Return, from the listing below, every line that includes "JSON".
>>>
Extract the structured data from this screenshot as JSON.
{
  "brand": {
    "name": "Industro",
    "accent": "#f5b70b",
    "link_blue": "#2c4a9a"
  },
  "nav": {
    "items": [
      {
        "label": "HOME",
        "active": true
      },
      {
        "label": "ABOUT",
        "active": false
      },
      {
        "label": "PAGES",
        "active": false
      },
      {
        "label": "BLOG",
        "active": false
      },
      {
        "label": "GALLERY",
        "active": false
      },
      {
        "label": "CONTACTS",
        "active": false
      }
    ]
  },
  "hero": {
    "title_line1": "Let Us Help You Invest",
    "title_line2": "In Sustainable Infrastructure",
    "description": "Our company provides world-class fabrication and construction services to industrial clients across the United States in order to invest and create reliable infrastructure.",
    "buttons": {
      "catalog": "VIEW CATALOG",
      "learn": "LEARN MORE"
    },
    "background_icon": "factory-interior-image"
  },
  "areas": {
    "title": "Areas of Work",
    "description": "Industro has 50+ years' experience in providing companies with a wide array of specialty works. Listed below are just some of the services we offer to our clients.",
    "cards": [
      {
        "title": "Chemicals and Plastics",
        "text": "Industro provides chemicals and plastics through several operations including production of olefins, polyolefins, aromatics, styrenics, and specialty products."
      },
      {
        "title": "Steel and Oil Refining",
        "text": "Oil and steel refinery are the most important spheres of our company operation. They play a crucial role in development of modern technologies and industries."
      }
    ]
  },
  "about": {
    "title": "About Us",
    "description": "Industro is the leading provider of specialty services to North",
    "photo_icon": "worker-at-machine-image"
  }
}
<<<
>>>
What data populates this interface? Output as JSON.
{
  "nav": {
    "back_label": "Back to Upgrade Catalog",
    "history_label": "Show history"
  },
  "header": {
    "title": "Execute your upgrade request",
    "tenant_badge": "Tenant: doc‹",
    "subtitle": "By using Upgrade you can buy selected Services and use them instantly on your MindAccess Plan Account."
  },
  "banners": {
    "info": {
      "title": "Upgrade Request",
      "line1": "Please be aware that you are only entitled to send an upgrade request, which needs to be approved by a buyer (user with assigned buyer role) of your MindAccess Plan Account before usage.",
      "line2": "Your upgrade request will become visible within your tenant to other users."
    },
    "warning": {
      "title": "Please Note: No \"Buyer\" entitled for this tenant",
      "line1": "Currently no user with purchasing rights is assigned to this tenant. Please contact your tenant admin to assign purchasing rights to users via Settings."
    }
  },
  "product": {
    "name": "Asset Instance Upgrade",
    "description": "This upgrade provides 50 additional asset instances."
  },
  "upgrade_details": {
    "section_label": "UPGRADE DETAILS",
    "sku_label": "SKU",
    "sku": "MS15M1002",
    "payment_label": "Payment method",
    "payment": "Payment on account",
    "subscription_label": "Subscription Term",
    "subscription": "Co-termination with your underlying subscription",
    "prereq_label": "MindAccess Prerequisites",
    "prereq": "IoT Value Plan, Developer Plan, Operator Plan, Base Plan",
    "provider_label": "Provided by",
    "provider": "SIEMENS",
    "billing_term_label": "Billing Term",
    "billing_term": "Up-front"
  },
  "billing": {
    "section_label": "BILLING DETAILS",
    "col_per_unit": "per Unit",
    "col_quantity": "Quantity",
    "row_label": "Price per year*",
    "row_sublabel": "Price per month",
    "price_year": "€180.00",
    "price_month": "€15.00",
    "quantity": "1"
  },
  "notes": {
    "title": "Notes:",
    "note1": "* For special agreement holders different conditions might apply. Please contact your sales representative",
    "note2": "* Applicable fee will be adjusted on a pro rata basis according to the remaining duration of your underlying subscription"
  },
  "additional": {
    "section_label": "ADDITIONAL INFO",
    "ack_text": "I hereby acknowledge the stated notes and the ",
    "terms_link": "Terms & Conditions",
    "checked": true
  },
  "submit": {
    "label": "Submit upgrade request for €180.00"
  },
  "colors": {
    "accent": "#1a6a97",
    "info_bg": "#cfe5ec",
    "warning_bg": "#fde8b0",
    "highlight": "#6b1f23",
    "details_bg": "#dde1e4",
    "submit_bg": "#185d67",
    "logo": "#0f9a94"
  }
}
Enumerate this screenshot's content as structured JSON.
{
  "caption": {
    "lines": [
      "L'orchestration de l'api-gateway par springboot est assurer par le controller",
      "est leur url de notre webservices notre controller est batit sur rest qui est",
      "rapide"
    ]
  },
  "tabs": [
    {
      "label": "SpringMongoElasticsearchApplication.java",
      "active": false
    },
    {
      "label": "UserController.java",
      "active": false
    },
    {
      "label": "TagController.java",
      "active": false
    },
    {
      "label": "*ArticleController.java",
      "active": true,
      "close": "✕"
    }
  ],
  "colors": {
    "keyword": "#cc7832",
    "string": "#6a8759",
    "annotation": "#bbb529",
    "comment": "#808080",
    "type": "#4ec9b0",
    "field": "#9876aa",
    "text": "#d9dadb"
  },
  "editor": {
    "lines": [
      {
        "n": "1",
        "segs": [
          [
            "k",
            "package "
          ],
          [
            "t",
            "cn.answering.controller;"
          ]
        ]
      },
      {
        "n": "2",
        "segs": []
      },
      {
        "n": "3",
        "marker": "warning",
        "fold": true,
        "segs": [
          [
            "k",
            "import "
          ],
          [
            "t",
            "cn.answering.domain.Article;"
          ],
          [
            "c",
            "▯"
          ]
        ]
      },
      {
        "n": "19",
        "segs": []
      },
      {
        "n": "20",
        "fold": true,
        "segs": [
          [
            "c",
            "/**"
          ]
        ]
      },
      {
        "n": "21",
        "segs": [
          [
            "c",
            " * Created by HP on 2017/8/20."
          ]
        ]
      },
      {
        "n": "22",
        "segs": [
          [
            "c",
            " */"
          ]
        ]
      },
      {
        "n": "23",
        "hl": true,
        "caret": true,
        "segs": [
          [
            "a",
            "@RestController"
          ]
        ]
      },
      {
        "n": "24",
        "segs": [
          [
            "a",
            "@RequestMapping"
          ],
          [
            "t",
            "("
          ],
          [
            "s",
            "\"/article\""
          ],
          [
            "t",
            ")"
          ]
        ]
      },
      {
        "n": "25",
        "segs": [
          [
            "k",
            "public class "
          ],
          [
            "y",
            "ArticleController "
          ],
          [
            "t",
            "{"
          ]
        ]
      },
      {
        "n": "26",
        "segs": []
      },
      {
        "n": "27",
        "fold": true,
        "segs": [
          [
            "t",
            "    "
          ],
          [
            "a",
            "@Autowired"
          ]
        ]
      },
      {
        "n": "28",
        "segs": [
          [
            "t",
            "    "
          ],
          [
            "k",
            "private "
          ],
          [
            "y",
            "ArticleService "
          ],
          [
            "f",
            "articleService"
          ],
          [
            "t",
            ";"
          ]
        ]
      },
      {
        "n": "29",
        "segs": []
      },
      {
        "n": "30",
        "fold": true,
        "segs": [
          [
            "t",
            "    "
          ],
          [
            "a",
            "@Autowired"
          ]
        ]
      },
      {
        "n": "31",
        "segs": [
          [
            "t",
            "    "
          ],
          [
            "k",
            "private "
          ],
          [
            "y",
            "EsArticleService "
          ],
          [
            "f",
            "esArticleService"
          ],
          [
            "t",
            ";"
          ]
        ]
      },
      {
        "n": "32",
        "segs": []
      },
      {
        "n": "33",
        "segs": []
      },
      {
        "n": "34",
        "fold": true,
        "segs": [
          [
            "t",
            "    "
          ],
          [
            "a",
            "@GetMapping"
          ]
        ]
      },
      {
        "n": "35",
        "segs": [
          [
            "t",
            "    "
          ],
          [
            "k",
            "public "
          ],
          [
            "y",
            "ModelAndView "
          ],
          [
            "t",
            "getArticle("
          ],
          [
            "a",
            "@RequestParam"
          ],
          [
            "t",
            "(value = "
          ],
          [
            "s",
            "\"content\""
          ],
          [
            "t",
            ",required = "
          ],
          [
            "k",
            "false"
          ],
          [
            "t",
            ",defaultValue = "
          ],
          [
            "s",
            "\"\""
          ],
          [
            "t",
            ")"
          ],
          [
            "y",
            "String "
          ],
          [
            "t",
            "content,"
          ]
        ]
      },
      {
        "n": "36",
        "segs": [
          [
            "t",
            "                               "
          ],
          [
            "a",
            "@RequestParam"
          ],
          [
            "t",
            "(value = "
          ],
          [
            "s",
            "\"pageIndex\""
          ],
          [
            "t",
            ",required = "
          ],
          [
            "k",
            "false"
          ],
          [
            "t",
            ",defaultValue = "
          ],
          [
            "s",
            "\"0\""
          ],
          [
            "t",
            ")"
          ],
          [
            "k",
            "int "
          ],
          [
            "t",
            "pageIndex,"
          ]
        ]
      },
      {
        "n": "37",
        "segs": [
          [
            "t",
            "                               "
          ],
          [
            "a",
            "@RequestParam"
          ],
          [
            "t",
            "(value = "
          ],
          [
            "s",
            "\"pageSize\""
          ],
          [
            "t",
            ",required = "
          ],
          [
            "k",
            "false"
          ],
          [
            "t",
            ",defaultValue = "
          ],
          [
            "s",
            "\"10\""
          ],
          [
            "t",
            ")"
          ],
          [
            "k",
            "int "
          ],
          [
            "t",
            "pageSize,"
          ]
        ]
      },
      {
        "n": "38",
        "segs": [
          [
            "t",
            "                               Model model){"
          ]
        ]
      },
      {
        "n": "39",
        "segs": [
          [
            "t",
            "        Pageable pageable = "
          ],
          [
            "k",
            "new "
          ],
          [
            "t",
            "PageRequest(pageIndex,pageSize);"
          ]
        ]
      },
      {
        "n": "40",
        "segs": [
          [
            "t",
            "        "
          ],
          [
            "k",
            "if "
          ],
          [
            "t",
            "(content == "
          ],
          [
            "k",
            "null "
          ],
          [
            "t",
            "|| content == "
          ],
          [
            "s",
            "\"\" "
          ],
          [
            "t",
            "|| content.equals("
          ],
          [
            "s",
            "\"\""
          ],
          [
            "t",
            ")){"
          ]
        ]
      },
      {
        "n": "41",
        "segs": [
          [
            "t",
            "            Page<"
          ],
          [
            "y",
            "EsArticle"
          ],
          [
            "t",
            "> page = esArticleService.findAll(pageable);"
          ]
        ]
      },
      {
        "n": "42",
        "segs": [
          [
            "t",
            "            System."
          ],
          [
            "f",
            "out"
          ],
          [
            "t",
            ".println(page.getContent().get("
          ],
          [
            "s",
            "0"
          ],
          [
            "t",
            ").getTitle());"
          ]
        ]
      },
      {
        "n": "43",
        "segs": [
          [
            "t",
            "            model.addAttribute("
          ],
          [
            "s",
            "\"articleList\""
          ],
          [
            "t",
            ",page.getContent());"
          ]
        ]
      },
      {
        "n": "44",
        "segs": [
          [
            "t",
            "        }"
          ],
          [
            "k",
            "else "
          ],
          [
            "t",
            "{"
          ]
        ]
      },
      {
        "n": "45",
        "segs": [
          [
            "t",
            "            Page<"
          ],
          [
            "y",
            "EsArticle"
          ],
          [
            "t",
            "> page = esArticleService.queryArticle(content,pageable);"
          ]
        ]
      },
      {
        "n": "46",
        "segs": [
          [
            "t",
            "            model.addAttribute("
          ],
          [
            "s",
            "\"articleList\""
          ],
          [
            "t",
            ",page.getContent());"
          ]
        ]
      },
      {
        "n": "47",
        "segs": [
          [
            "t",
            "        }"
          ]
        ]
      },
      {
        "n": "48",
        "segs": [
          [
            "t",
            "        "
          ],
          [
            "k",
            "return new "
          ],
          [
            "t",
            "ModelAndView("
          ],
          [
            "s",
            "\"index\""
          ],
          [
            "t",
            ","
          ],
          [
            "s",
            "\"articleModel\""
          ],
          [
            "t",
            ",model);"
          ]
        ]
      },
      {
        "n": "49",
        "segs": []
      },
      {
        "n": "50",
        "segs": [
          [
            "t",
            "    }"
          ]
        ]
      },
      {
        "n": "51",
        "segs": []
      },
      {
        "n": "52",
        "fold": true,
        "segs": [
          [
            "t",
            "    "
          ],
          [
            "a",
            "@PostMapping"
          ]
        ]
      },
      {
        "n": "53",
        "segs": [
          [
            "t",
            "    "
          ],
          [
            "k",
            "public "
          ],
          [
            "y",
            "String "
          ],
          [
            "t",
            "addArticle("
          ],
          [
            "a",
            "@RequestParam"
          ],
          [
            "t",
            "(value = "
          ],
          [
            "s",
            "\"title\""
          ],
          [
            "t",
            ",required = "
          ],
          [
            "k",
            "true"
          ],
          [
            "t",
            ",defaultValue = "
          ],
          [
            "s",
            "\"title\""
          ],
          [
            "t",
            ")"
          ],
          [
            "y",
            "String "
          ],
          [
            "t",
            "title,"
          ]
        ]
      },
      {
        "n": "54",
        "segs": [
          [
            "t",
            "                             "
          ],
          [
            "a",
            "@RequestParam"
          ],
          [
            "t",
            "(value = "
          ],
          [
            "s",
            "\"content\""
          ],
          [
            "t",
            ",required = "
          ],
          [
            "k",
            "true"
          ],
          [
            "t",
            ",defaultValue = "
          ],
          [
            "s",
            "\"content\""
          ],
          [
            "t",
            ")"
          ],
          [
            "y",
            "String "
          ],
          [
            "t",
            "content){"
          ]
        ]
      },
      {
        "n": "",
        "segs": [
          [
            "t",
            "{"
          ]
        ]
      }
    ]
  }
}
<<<
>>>
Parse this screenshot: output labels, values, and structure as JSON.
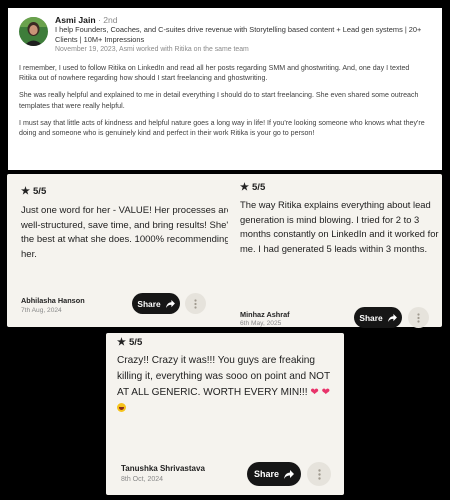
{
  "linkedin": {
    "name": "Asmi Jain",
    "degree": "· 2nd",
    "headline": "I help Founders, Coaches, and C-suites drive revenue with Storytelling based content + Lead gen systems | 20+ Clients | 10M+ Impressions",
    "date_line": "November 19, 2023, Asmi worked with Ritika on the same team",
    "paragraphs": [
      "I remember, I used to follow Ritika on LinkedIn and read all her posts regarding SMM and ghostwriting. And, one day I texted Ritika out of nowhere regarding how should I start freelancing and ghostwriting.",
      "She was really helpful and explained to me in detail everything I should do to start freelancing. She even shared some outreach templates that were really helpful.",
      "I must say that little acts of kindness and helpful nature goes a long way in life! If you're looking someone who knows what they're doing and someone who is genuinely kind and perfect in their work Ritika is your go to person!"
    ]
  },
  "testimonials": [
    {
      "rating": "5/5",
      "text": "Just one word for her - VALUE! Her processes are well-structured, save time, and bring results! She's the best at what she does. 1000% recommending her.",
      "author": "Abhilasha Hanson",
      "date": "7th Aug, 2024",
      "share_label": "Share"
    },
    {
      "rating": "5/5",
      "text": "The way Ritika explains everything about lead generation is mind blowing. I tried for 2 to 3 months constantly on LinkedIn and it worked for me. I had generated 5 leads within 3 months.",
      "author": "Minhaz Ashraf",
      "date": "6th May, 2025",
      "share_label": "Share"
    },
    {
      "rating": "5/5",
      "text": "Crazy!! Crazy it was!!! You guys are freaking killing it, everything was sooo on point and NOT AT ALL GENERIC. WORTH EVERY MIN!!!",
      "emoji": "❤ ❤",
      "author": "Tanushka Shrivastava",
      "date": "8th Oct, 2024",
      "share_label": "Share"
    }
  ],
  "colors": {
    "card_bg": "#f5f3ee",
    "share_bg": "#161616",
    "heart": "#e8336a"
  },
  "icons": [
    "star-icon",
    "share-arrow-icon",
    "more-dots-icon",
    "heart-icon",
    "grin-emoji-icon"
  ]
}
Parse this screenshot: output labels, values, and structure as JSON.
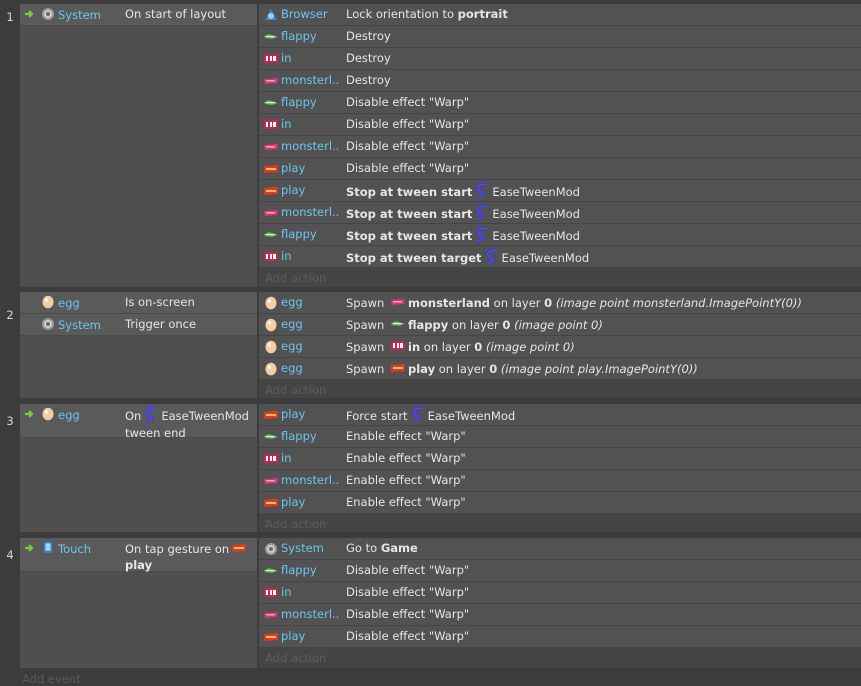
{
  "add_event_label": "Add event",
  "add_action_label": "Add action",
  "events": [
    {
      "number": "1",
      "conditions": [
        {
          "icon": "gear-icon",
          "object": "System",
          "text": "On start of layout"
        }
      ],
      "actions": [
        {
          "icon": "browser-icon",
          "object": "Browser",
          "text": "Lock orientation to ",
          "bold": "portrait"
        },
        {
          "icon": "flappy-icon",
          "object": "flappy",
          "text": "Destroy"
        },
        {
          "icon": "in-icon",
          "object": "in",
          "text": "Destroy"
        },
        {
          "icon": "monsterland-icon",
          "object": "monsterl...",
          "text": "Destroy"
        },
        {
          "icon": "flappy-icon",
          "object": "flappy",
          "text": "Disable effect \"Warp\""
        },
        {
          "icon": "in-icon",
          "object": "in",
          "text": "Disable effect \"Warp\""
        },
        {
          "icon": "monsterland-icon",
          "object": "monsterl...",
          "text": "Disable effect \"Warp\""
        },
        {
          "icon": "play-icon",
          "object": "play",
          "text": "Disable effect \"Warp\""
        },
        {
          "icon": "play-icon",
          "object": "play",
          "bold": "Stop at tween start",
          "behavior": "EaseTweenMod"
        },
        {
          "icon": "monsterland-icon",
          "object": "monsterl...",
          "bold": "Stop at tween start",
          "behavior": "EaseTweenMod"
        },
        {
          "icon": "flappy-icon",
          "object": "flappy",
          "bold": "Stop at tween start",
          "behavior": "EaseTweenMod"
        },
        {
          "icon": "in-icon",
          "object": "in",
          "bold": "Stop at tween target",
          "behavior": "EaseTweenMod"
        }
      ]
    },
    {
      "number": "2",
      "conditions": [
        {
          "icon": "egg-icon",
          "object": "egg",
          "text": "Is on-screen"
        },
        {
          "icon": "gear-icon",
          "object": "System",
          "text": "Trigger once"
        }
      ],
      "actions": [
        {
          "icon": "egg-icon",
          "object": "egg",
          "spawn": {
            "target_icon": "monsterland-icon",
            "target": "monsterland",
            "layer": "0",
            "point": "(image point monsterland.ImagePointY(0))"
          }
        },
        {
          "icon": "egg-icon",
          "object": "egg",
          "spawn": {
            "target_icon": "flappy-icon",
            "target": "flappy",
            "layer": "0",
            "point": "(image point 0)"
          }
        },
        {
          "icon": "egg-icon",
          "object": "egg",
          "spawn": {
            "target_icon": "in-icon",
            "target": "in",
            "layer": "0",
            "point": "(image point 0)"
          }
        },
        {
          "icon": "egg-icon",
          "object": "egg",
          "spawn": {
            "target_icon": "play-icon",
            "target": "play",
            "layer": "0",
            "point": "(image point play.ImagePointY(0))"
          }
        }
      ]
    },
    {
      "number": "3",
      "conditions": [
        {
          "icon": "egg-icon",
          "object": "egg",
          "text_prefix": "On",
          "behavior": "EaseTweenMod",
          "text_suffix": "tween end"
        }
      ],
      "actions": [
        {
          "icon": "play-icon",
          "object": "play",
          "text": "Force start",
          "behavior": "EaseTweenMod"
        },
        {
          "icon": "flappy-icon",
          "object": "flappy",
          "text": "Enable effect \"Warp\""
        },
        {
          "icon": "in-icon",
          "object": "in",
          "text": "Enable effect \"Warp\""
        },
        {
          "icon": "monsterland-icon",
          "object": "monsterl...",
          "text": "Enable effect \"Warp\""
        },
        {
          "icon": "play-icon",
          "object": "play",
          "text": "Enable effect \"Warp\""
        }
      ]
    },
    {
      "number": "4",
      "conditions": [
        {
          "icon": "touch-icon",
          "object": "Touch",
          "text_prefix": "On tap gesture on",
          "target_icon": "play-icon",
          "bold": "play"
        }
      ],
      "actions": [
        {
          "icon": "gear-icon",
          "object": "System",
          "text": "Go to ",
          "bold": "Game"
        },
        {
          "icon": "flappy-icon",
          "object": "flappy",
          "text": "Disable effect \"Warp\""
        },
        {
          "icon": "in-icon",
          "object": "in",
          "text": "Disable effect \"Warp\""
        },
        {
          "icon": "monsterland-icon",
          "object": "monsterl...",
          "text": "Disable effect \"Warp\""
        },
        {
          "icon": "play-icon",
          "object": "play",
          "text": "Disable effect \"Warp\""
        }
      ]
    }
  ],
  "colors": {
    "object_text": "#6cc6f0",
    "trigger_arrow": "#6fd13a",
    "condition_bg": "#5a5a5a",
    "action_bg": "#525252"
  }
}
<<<
SOLUTION TO THE PROBLEM »
Extract the structured data from this screenshot as JSON.
What data populates this interface? Output as JSON.
Enumerate this screenshot's content as structured JSON.
Parse this screenshot: output labels, values, and structure as JSON.
Parse this screenshot: output labels, values, and structure as JSON.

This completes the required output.